Fossil Free Lund is asking for a clear, uncontested declaration of 100% divestment from bonds or packages involving fossil fuel companies. That’s the most important issue when the Board of Lund University will discuss a new policy for investment, writes student Cherry Tsoi.
The international Fossil Free movement (350.org, gofossilfree.org) is an urgent cry for organizations to stop financially supporting fossil fuel companies responsible for the majority of greenhouse gas pollution driving increasingly dangerous climate change. Climate change is a cause of major species extinction, intense droughts that threaten crops and seriously compromise our freshwater supplies, and extreme weather events, contributing to an estimated 250 000 additional deaths per year.
Fossil Free is gaining traction and attention on the world stage. Recently, Swedish institutions and municipalities including the Church of Sweden and the town of Örebro, and the University of Glasgow have all made the commitment to fully divest from fossil fuels. Two out of three of these initiatives come from Sweden, in alignment with the country’s continued position as an international leader of environmental sustainability. It is the perfect time and opportunity for Lund University to join in and help lead this growing global movement.
Presently, Lund University (LU) has not officially signed on to a fossil free commitment.
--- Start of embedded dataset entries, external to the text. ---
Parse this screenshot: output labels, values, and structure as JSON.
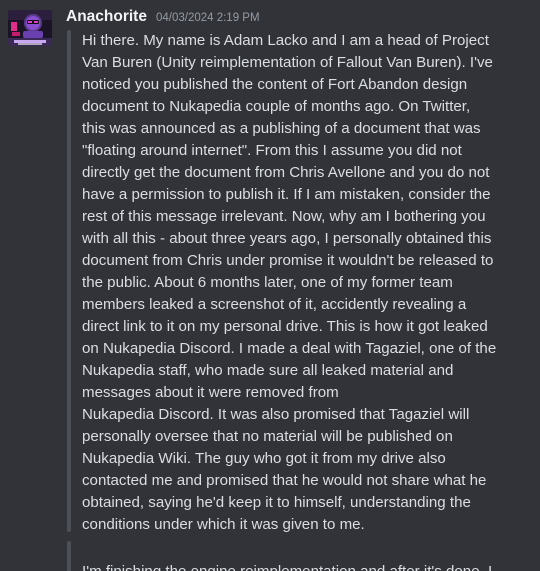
{
  "message": {
    "author": "Anachorite",
    "timestamp": "04/03/2024 2:19 PM",
    "paragraphs": [
      {
        "lines": [
          "Hi there.  My name is Adam Lacko and I am a head of Project",
          "Van Buren (Unity reimplementation of Fallout Van Buren). I've",
          "noticed you published the content of Fort Abandon design",
          "document to Nukapedia couple of months ago. On Twitter,",
          "this was announced as a publishing of a document that was",
          "\"floating around internet\". From this I assume you did not",
          "directly get the document from Chris Avellone and you do not",
          "have a permission to publish it. If I am mistaken, consider the",
          "rest of this message irrelevant.  Now, why am I bothering you",
          "with all this - about three years ago, I personally obtained this",
          "document from Chris under promise it wouldn't be released to",
          "the public. About 6 months later, one of my former team",
          "members leaked a screenshot of it, accidently revealing a",
          "direct link to it on my personal drive. This is how it got leaked",
          "on Nukapedia Discord. I made a deal with Tagaziel, one of the",
          "Nukapedia staff, who made sure all leaked material and",
          "messages about it were removed from",
          "Nukapedia Discord. It was also promised that Tagaziel will",
          "personally oversee that no material will be published on",
          "Nukapedia Wiki. The guy who got it from my drive also",
          "contacted me and promised that he would not share what he",
          "obtained, saying he'd keep it to himself, understanding the",
          "conditions under which it was given to me."
        ]
      },
      {
        "lines": [
          "I'm finishing the engine reimplementation and after it's done, I"
        ]
      }
    ]
  },
  "colors": {
    "background": "#313338",
    "username": "#f2f3f5",
    "timestamp": "#949ba4",
    "text": "#dbdee1",
    "quote_bar": "#4e5058"
  },
  "icons": {
    "avatar": "purple-robot-avatar-icon"
  }
}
LU Foundation handles the investment of university funds into certain investment packages offered by Skandinaviska Enskilda Banken (SEB) – packages that could (and currently do) include fossil fuel companies, directly financing the continued dominance and development of the industry most responsible for the crisis of global warming.
Lena Baastad, the mayor of Örebro, recognized that “action [should be taken] on climate change on various levels”. To ensure progress towards a sustainable, low-carbon future to combat climate change, it is important that “financial assets don’t work in the opposite direction”, namely by continuing to invest in fossil fuel companies.
The LU Board made a decision to include “ethical rules” in fund investment in April 2004. Vice-Chancellor Göran Bexell stated (direct translation from Swedish to English): “Through ethical regulations, university placements should not only be controlled by interests in economic benefit, but also by humanitarian, social, and environmental issues.”
It is time for Lund University to step up to these promises. Fossil Free Lund demands the following stipulations be included in these ethical regulations:
- LU stops new investments in fossil energy
- Within five years, LU phases out all existing ownership in fossil energy
- LU transparently reports the university’s progress towards a completed divestment each trimester
- Asks their employees’ pension funds, primarily the AP funds, to divest its assets.
The board convenes again on November 7 to discuss “new investment rules that take into account values on sustainable development”, says Klemens Ganslandt. Fossil Free Lund is asking for a clear, uncontested declaration of 100% divestment from bonds or packages involving fossil fuel companies. Current investments at Lund University include Allianceoil and Lundin Petroleum.
Senior lecturer Kimberly Nicholas of the Lund University Centre for Sustainability Studies stated, “The science is clear: the climate is warming, and human activity is to blame. Continued warming risks serious harm to crops, water resources, and natural ecosystems. New research shows that now is a critical time to act decisively on climate change, and that in order to avoid the most dangerous consequences, the majority of fossil fuel reserves need to stay in the ground instead of polluting the atmosphere.
Personally, I believe that universities, where these results come from, have an ethical responsibility to take the lead in taking this research seriously and acting accordingly. I am inspired by the divestment movement as an effective way to jump-start the transition away from the risks of today’s fossil-fuel-based system. Lund University is an international leader in sustainability, and we should be at the forefront of this effort.”
Olivia Linander, lead coordinator of the Fossil Free divestment campaign for Sweden, recently emphasized the importance of divestment: “You cannot talk about sustainability while funding an industry that is causing climate wreckage.” There is hope that the board will make the decision that reconciles the University’s best humanitarian and environmental interests with the corresponding action of going 100% fossil free.